### EXERCISE DETAILS
Identify all lines of the data containing the string "цветов" and copy them.

### DATA SUPPLIED
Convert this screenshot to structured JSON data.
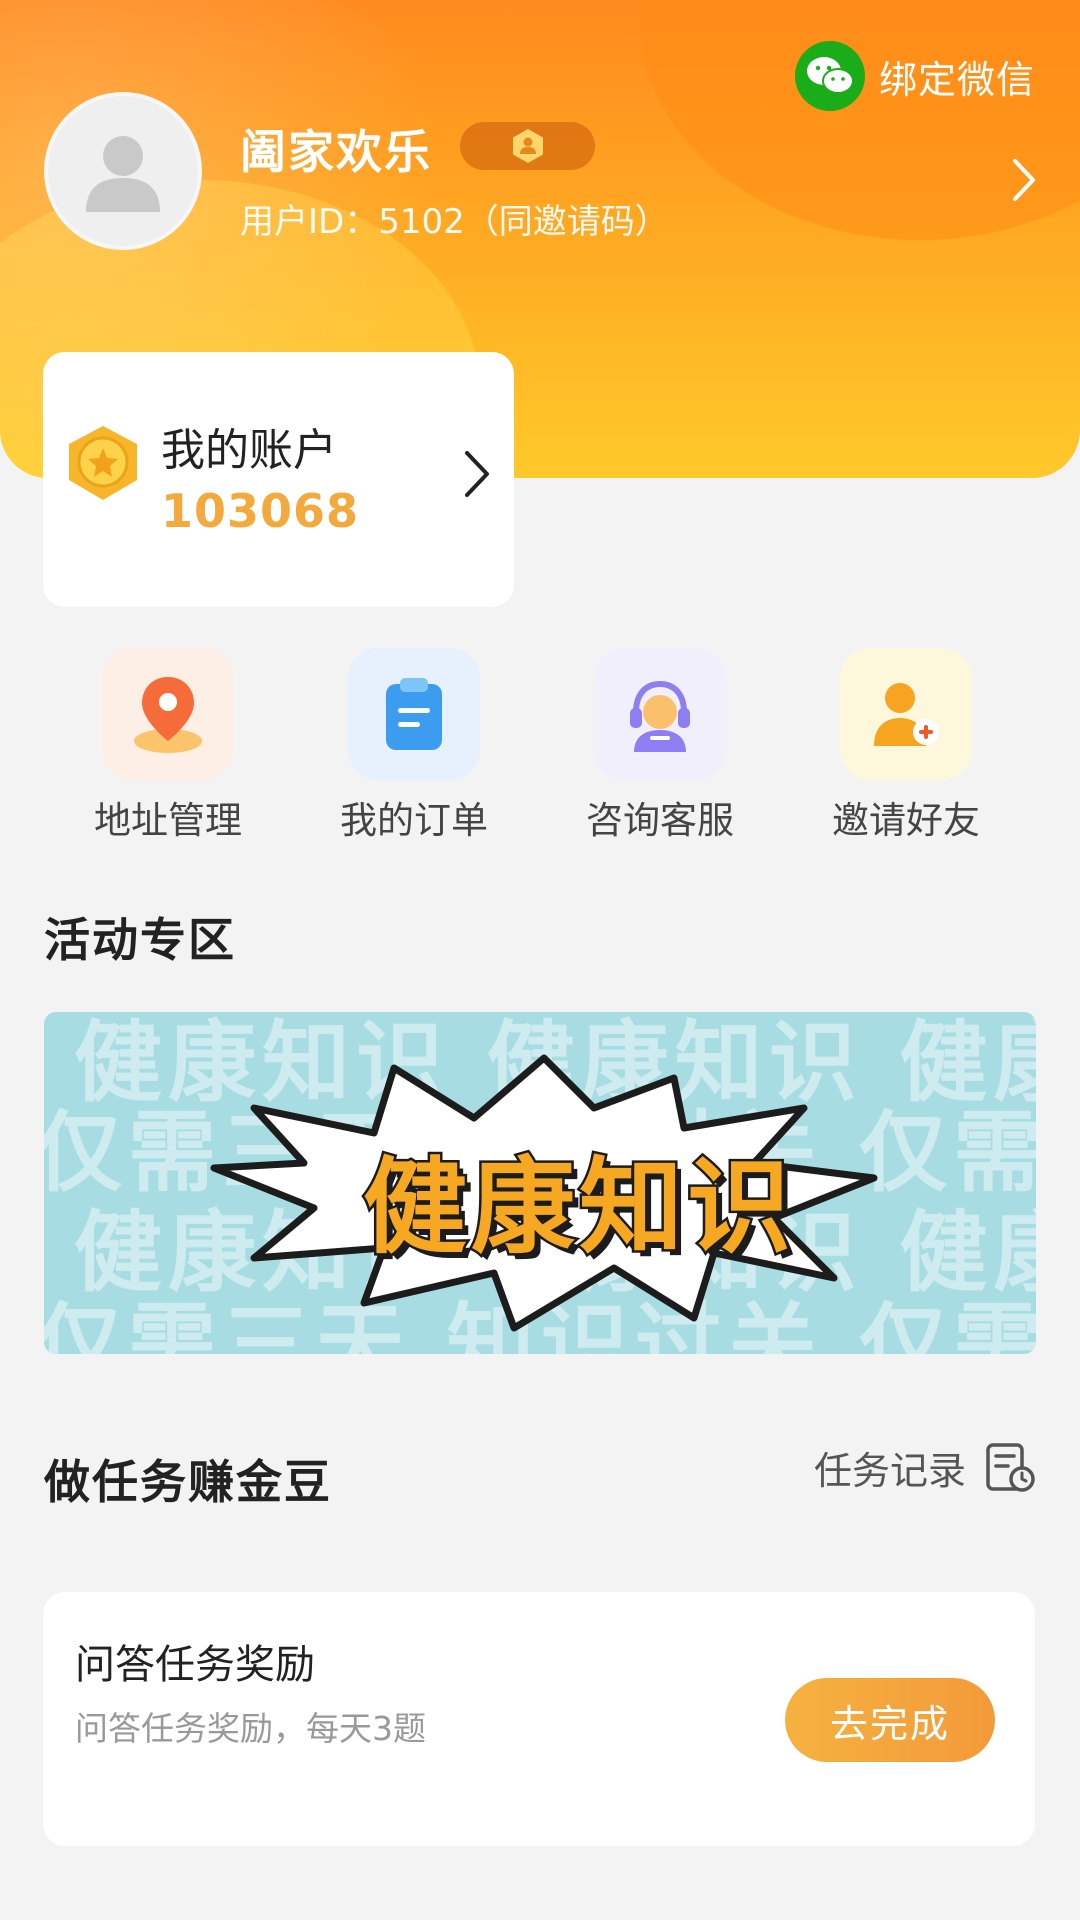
{
  "header": {
    "bind_wechat_label": "绑定微信",
    "username": "阖家欢乐",
    "user_id_text": "用户ID：5102（同邀请码）"
  },
  "account": {
    "title": "我的账户",
    "value": "103068"
  },
  "quick_menu": [
    {
      "label": "地址管理",
      "icon": "location-pin-icon"
    },
    {
      "label": "我的订单",
      "icon": "clipboard-icon"
    },
    {
      "label": "咨询客服",
      "icon": "customer-service-icon"
    },
    {
      "label": "邀请好友",
      "icon": "add-friend-icon"
    }
  ],
  "activity": {
    "title": "活动专区",
    "banner": {
      "headline": "健康知识",
      "bg_rows": [
        "健康知识   健康知识   健康知识",
        "仅需三天   知识过关   仅需三天",
        "健康知识   健康知识   健康知识",
        "仅需三天   知识过关   仅需三天"
      ]
    }
  },
  "tasks": {
    "title": "做任务赚金豆",
    "record_label": "任务记录",
    "items": [
      {
        "title": "问答任务奖励",
        "desc": "问答任务奖励，每天3题",
        "button": "去完成"
      }
    ]
  },
  "colors": {
    "header_top": "#ff8a1e",
    "header_bottom": "#ffc92a",
    "accent_gold": "#f3a93c",
    "wechat_green": "#1aad19",
    "banner_bg": "#a7dde2"
  }
}
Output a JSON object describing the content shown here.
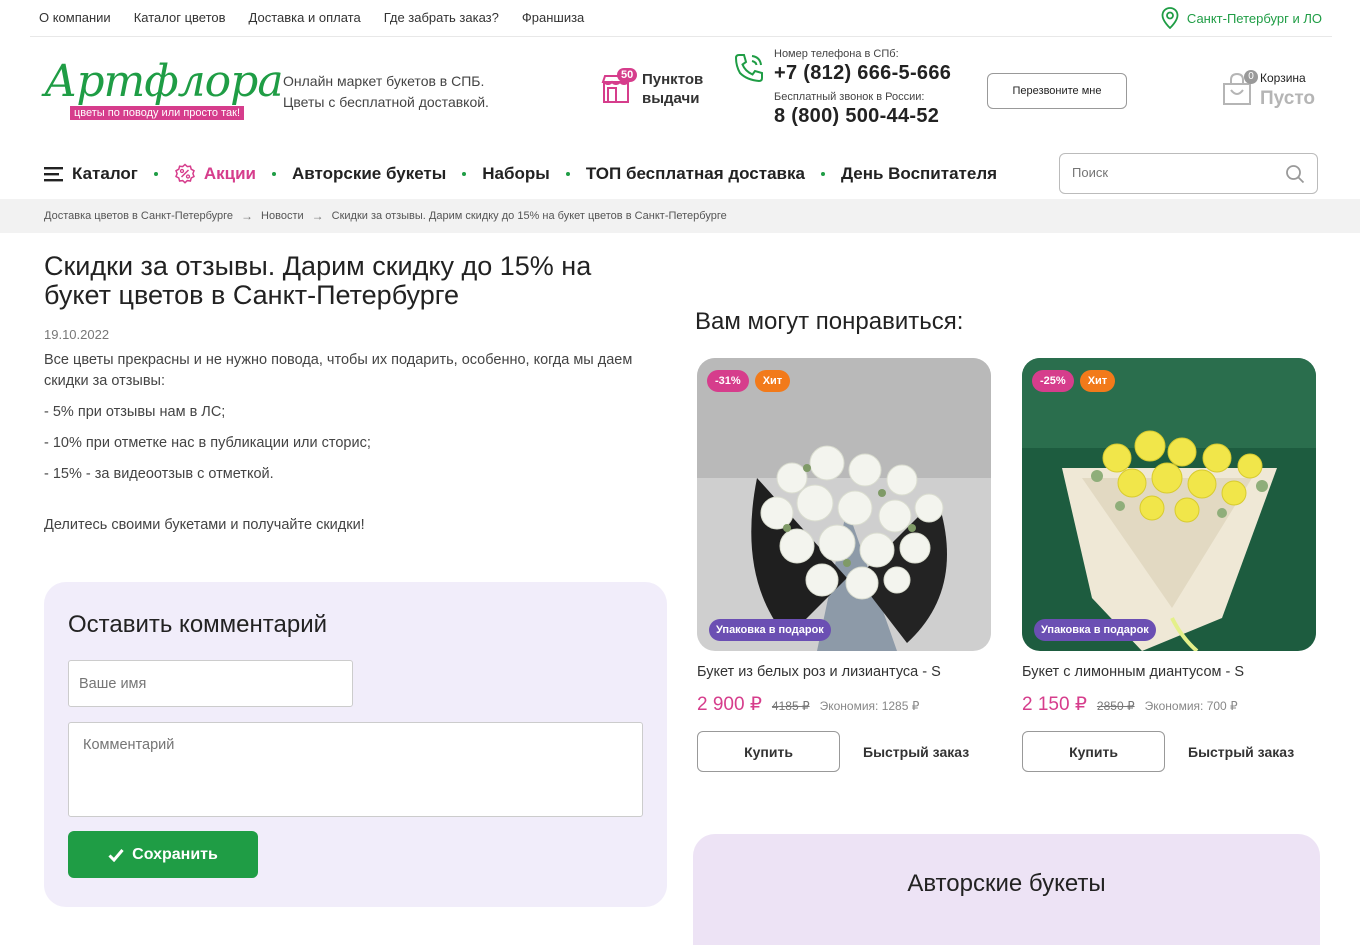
{
  "topbar": {
    "links": [
      "О компании",
      "Каталог цветов",
      "Доставка и оплата",
      "Где забрать заказ?",
      "Франшиза"
    ],
    "city": "Санкт-Петербург и ЛО"
  },
  "header": {
    "logo_text": "Артфлора",
    "logo_tagline": "цветы по поводу или просто так!",
    "tagline_line1": "Онлайн маркет букетов в СПБ.",
    "tagline_line2": "Цветы с бесплатной доставкой.",
    "pickup_count": "50",
    "pickup_line1": "Пунктов",
    "pickup_line2": "выдачи",
    "phone_caption": "Номер телефона в СПб:",
    "phone_spb": "+7 (812) 666-5-666",
    "free_caption": "Бесплатный звонок в России:",
    "phone_free": "8 (800) 500-44-52",
    "callback_label": "Перезвоните мне",
    "cart_label": "Корзина",
    "cart_count": "0",
    "cart_status": "Пусто"
  },
  "nav": {
    "catalog": "Каталог",
    "promo": "Акции",
    "author": "Авторские букеты",
    "sets": "Наборы",
    "top": "ТОП бесплатная доставка",
    "day": "День Воспитателя",
    "search_placeholder": "Поиск"
  },
  "breadcrumb": [
    "Доставка цветов в Санкт-Петербурге",
    "Новости",
    "Скидки за отзывы. Дарим скидку до 15% на букет цветов в Санкт-Петербурге"
  ],
  "article": {
    "title": "Скидки за отзывы. Дарим скидку до 15% на букет цветов в Санкт-Петербурге",
    "date": "19.10.2022",
    "intro": "Все цветы прекрасны и не нужно повода, чтобы их подарить, особенно, когда мы даем скидки за отзывы:",
    "item1": "- 5% при отзывы нам в ЛС;",
    "item2": "- 10% при отметке нас в публикации или сторис;",
    "item3": "- 15% - за видеоотзыв с отметкой.",
    "outro": "Делитесь своими букетами и получайте скидки!"
  },
  "comment": {
    "title": "Оставить комментарий",
    "name_placeholder": "Ваше имя",
    "comment_placeholder": "Комментарий",
    "save_label": "Сохранить"
  },
  "recommend": {
    "title": "Вам могут понравиться:",
    "cards": [
      {
        "sale": "-31%",
        "hit": "Хит",
        "gift": "Упаковка в подарок",
        "name": "Букет из белых роз и лизиантуса - S",
        "price": "2 900 ₽",
        "old": "4185 ₽",
        "saving": "Экономия: 1285 ₽",
        "buy": "Купить",
        "quick": "Быстрый заказ"
      },
      {
        "sale": "-25%",
        "hit": "Хит",
        "gift": "Упаковка в подарок",
        "name": "Букет с лимонным диантусом - S",
        "price": "2 150 ₽",
        "old": "2850 ₽",
        "saving": "Экономия: 700 ₽",
        "buy": "Купить",
        "quick": "Быстрый заказ"
      }
    ]
  },
  "author_section": {
    "title": "Авторские букеты"
  },
  "colors": {
    "brand_green": "#1f9d45",
    "accent_pink": "#d63d8c",
    "hit_orange": "#f27a1a",
    "gift_purple": "#6b4fb3"
  },
  "icons": [
    "location-pin-icon",
    "pickup-shop-icon",
    "phone-icon",
    "cart-icon",
    "menu-icon",
    "percent-icon",
    "search-icon",
    "check-icon",
    "arrow-right-icon"
  ]
}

### EXERCISE RESULT
      "Каталог цветов",
    "Доставка цветов в Санкт-Петербурге",
    "Скидки за отзывы. Дарим скидку до 15% на букет цветов в Санкт-Петербурге"
    "title": "Скидки за отзывы. Дарим скидку до 15% на букет цветов в Санкт-Петербурге",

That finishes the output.